 He cajoled the pro-government Supreme Court to recently announce its assumption of legislative powers, in lieu of the opposition-controlled congress. Having extra-legally quashed the opposition’s effort to recall him (which given Maduro’s great unpopularity was sure to have succeeded), the Venezuelan President is not intent on re-writing the Constitution presumably to see that his political opponents, are never, ever in a position to threaten him again.

 Predictably, the opposition are in the streets this spring, leading ever larger demonstrations that have already resulted in the deaths of at least 36 people. Venezuela is a hair’s breath from revolution.

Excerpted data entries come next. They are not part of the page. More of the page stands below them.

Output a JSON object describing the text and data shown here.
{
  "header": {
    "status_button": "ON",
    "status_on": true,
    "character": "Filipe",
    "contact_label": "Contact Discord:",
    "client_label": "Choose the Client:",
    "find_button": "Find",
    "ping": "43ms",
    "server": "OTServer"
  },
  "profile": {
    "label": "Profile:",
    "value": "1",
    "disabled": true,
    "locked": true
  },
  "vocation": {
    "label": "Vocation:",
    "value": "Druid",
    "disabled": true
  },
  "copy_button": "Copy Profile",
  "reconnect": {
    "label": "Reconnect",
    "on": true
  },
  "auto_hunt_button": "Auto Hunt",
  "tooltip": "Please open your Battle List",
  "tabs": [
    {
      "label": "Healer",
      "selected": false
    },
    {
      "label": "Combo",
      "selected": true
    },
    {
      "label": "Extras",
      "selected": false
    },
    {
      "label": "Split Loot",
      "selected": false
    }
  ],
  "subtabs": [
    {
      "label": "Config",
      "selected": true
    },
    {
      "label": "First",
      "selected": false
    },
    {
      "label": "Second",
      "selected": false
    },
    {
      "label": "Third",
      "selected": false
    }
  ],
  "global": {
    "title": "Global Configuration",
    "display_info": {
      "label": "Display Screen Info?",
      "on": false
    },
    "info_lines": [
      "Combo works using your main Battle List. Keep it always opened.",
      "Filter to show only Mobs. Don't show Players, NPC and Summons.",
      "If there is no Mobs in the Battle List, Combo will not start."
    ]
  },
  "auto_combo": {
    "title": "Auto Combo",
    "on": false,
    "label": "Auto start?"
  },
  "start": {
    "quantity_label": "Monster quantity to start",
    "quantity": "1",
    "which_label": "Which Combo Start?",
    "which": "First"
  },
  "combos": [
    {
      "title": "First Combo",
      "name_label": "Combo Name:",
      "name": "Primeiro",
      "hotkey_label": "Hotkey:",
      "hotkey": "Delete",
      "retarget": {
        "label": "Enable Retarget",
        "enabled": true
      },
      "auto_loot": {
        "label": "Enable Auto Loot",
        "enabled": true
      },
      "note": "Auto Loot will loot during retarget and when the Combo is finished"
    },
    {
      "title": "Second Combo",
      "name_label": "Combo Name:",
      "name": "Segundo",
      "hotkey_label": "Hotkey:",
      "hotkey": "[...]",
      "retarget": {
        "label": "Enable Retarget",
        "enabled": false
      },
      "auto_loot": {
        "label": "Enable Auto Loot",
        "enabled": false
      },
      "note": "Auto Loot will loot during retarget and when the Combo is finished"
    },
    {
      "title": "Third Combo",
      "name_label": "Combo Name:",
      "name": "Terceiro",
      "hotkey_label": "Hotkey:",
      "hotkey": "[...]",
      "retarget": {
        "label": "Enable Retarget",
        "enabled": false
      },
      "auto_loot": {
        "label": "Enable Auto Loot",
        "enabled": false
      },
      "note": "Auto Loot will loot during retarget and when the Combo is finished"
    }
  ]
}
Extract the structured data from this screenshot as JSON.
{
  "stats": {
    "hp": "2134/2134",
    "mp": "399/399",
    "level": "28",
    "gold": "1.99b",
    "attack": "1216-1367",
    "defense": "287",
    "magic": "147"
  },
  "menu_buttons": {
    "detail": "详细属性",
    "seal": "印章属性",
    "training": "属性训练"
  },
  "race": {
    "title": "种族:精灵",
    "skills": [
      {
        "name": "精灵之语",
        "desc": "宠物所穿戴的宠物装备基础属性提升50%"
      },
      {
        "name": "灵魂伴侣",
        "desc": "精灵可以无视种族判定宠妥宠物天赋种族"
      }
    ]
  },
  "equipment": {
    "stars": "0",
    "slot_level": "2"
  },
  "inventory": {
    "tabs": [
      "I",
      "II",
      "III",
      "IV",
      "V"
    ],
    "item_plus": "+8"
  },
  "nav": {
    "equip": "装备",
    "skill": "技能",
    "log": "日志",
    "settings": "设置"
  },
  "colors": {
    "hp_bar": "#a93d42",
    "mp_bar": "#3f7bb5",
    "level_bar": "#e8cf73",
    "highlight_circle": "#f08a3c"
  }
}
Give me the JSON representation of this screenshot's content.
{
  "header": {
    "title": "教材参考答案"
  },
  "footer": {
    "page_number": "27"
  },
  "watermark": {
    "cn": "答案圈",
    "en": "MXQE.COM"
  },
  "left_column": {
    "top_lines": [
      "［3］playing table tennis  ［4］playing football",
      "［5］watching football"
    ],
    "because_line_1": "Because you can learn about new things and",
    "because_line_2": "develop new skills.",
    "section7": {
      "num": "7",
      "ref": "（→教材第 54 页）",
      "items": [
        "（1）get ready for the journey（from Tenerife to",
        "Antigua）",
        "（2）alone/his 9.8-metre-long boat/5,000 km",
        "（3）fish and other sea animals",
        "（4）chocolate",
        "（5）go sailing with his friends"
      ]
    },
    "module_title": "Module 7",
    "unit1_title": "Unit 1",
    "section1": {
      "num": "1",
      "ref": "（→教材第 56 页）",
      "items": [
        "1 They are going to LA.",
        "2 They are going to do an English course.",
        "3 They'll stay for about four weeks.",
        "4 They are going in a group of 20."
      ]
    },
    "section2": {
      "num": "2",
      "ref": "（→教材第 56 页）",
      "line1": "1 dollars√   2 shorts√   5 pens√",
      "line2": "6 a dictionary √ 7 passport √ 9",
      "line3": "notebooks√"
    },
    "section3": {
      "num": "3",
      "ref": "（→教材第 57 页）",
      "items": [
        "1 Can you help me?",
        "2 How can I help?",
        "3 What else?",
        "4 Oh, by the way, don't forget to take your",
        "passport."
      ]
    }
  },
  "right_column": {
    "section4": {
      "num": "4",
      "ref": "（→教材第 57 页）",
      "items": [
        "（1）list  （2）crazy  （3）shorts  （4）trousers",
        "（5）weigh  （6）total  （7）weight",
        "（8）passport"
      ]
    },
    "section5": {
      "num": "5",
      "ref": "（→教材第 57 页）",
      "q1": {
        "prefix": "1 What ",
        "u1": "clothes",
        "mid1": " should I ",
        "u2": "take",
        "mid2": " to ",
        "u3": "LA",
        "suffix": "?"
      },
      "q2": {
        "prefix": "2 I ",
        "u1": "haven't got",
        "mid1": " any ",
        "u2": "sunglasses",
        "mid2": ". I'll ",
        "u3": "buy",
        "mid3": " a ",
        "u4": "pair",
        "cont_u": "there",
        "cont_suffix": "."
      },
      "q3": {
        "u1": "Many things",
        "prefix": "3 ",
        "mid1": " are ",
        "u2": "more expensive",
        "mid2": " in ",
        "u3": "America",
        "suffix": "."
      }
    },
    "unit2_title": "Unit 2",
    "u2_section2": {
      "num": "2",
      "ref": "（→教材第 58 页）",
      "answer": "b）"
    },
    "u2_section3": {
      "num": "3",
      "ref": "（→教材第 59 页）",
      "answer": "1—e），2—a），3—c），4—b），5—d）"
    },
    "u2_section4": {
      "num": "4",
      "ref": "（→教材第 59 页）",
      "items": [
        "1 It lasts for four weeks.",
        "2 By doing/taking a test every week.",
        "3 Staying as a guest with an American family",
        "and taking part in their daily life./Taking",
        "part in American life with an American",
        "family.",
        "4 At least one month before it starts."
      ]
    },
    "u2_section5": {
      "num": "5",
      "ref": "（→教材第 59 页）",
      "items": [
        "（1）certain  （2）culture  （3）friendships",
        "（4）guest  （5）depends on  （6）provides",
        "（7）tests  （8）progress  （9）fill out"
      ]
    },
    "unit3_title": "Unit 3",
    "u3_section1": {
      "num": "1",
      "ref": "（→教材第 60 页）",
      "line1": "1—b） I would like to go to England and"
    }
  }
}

 Maduro will talk about anything, anything other than the undeniable economic mess he and his mentor Chavez have driven his country into. But in the end, the laws of political risk analysis—as is true for the laws of physics—cannot be indefinitely ignored. The disastrous socialist Bolivarian revolution that the Labour leader so admires is not long for the earth. Thank God, as the poverty-stricken people of Maduro’s country deserve far better.

 It is my strong bet that the people of Britain do not need this political risk lesson as to why a vote for Corbyn is a vote for economic suicide (beyond the Shadow Home Secretary’s disastrous inability to do simple maths).

 However, alternate realties and alternate paths not taken are an important comparison metric voters can use to gauge what taking a chance on a radical candidate would look like.

 In the case of Corbyn, one has only to look at the death throes of the economically-challenged Maduro regime to get a sense of what his government would deliver. To look, and then to shudder.

 Published in City AM London, May 9, 2017.